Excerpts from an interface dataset
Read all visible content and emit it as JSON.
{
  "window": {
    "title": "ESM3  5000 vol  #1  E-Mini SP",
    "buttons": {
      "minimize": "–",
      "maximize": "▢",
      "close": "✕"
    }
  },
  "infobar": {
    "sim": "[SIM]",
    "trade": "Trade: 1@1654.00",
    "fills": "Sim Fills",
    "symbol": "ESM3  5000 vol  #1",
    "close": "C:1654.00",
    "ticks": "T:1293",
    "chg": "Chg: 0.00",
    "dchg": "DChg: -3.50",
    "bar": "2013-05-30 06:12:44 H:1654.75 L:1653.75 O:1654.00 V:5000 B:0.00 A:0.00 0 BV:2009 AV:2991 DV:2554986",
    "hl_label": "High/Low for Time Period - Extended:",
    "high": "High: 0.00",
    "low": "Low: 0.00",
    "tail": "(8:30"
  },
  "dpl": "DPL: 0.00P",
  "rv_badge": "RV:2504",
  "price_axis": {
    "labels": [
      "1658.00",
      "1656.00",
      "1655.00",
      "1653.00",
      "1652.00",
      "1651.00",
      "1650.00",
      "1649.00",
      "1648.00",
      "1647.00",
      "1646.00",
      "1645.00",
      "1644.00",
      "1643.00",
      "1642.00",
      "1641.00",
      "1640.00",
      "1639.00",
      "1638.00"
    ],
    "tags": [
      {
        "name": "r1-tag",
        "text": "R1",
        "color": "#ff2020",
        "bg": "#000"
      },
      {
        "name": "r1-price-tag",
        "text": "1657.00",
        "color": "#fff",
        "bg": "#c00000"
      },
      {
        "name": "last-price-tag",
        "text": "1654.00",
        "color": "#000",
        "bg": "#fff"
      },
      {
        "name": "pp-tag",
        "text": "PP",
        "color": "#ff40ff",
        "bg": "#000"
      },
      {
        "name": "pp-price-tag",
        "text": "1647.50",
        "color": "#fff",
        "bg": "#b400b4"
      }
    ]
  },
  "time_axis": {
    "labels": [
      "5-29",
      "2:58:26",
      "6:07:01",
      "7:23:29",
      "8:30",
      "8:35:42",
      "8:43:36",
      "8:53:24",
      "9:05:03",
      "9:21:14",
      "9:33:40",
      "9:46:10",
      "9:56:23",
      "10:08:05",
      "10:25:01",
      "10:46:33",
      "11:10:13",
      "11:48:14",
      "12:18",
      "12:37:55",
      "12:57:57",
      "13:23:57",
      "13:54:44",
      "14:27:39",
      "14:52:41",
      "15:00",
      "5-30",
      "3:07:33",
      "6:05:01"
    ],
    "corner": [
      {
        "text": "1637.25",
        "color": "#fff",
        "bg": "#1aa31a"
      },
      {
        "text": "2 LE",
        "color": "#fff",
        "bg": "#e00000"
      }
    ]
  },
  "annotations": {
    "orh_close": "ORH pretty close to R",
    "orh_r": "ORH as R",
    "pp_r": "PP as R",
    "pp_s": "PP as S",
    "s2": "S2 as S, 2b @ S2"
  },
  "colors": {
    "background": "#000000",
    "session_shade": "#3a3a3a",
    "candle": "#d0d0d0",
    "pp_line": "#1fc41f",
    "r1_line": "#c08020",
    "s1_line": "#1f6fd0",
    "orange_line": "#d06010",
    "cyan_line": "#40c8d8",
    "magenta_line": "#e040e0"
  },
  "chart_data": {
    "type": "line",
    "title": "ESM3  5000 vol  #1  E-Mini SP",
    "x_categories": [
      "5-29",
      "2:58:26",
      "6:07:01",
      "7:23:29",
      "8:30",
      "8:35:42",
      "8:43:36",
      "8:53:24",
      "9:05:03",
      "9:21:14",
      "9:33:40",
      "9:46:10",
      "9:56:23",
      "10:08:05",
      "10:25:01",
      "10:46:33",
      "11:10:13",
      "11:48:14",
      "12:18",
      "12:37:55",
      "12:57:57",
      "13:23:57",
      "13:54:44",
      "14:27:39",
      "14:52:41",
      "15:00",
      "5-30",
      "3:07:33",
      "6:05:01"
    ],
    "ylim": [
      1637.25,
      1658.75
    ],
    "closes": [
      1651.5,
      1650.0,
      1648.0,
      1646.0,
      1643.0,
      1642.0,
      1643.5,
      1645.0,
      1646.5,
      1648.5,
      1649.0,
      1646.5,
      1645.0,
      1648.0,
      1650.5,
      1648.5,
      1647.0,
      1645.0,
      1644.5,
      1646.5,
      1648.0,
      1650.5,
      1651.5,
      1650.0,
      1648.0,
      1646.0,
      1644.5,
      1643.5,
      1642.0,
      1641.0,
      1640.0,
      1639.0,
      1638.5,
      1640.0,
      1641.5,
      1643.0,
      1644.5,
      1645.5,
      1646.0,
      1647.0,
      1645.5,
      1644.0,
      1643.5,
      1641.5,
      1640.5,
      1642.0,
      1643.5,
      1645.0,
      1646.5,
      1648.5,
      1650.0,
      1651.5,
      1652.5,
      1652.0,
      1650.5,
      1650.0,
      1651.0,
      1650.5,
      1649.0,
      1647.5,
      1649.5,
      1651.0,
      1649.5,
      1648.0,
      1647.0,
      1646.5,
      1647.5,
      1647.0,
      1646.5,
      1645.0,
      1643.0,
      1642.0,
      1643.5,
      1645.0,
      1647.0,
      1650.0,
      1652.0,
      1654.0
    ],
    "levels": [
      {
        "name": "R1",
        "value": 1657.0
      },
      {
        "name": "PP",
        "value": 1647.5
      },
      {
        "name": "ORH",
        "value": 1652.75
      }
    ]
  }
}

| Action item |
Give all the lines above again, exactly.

| Written answer |
Read all visible content and emit it as JSON.
{
  "window": {
    "title": "ESM3  5000 vol  #1  E-Mini SP",
    "buttons": {
      "minimize": "–",
      "maximize": "▢",
      "close": "✕"
    }
  },
  "infobar": {
    "sim": "[SIM]",
    "trade": "Trade: 1@1654.00",
    "fills": "Sim Fills",
    "symbol": "ESM3  5000 vol  #1",
    "close": "C:1654.00",
    "ticks": "T:1293",
    "chg": "Chg: 0.00",
    "dchg": "DChg: -3.50",
    "bar": "2013-05-30 06:12:44 H:1654.75 L:1653.75 O:1654.00 V:5000 B:0.00 A:0.00 0 BV:2009 AV:2991 DV:2554986",
    "hl_label": "High/Low for Time Period - Extended:",
    "high": "High: 0.00",
    "low": "Low: 0.00",
    "tail": "(8:30"
  },
  "dpl": "DPL: 0.00P",
  "rv_badge": "RV:2504",
  "price_axis": {
    "labels": [
      "1658.00",
      "1656.00",
      "1655.00",
      "1653.00",
      "1652.00",
      "1651.00",
      "1650.00",
      "1649.00",
      "1648.00",
      "1647.00",
      "1646.00",
      "1645.00",
      "1644.00",
      "1643.00",
      "1642.00",
      "1641.00",
      "1640.00",
      "1639.00",
      "1638.00"
    ],
    "tags": [
      {
        "name": "r1-tag",
        "text": "R1",
        "color": "#ff2020",
        "bg": "#000"
      },
      {
        "name": "r1-price-tag",
        "text": "1657.00",
        "color": "#fff",
        "bg": "#c00000"
      },
      {
        "name": "last-price-tag",
        "text": "1654.00",
        "color": "#000",
        "bg": "#fff"
      },
      {
        "name": "pp-tag",
        "text": "PP",
        "color": "#ff40ff",
        "bg": "#000"
      },
      {
        "name": "pp-price-tag",
        "text": "1647.50",
        "color": "#fff",
        "bg": "#b400b4"
      }
    ]
  },
  "time_axis": {
    "labels": [
      "5-29",
      "2:58:26",
      "6:07:01",
      "7:23:29",
      "8:30",
      "8:35:42",
      "8:43:36",
      "8:53:24",
      "9:05:03",
      "9:21:14",
      "9:33:40",
      "9:46:10",
      "9:56:23",
      "10:08:05",
      "10:25:01",
      "10:46:33",
      "11:10:13",
      "11:48:14",
      "12:18",
      "12:37:55",
      "12:57:57",
      "13:23:57",
      "13:54:44",
      "14:27:39",
      "14:52:41",
      "15:00",
      "5-30",
      "3:07:33",
      "6:05:01"
    ],
    "corner": [
      {
        "text": "1637.25",
        "color": "#fff",
        "bg": "#1aa31a"
      },
      {
        "text": "2 LE",
        "color": "#fff",
        "bg": "#e00000"
      }
    ]
  },
  "annotations": {
    "orh_close": "ORH pretty close to R",
    "orh_r": "ORH as R",
    "pp_r": "PP as R",
    "pp_s": "PP as S",
    "s2": "S2 as S, 2b @ S2"
  },
  "colors": {
    "background": "#000000",
    "session_shade": "#3a3a3a",
    "candle": "#d0d0d0",
    "pp_line": "#1fc41f",
    "r1_line": "#c08020",
    "s1_line": "#1f6fd0",
    "orange_line": "#d06010",
    "cyan_line": "#40c8d8",
    "magenta_line": "#e040e0"
  },
  "chart_data": {
    "type": "line",
    "title": "ESM3  5000 vol  #1  E-Mini SP",
    "x_categories": [
      "5-29",
      "2:58:26",
      "6:07:01",
      "7:23:29",
      "8:30",
      "8:35:42",
      "8:43:36",
      "8:53:24",
      "9:05:03",
      "9:21:14",
      "9:33:40",
      "9:46:10",
      "9:56:23",
      "10:08:05",
      "10:25:01",
      "10:46:33",
      "11:10:13",
      "11:48:14",
      "12:18",
      "12:37:55",
      "12:57:57",
      "13:23:57",
      "13:54:44",
      "14:27:39",
      "14:52:41",
      "15:00",
      "5-30",
      "3:07:33",
      "6:05:01"
    ],
    "ylim": [
      1637.25,
      1658.75
    ],
    "closes": [
      1651.5,
      1650.0,
      1648.0,
      1646.0,
      1643.0,
      1642.0,
      1643.5,
      1645.0,
      1646.5,
      1648.5,
      1649.0,
      1646.5,
      1645.0,
      1648.0,
      1650.5,
      1648.5,
      1647.0,
      1645.0,
      1644.5,
      1646.5,
      1648.0,
      1650.5,
      1651.5,
      1650.0,
      1648.0,
      1646.0,
      1644.5,
      1643.5,
      1642.0,
      1641.0,
      1640.0,
      1639.0,
      1638.5,
      1640.0,
      1641.5,
      1643.0,
      1644.5,
      1645.5,
      1646.0,
      1647.0,
      1645.5,
      1644.0,
      1643.5,
      1641.5,
      1640.5,
      1642.0,
      1643.5,
      1645.0,
      1646.5,
      1648.5,
      1650.0,
      1651.5,
      1652.5,
      1652.0,
      1650.5,
      1650.0,
      1651.0,
      1650.5,
      1649.0,
      1647.5,
      1649.5,
      1651.0,
      1649.5,
      1648.0,
      1647.0,
      1646.5,
      1647.5,
      1647.0,
      1646.5,
      1645.0,
      1643.0,
      1642.0,
      1643.5,
      1645.0,
      1647.0,
      1650.0,
      1652.0,
      1654.0
    ],
    "levels": [
      {
        "name": "R1",
        "value": 1657.0
      },
      {
        "name": "PP",
        "value": 1647.5
      },
      {
        "name": "ORH",
        "value": 1652.75
      }
    ]
  }
}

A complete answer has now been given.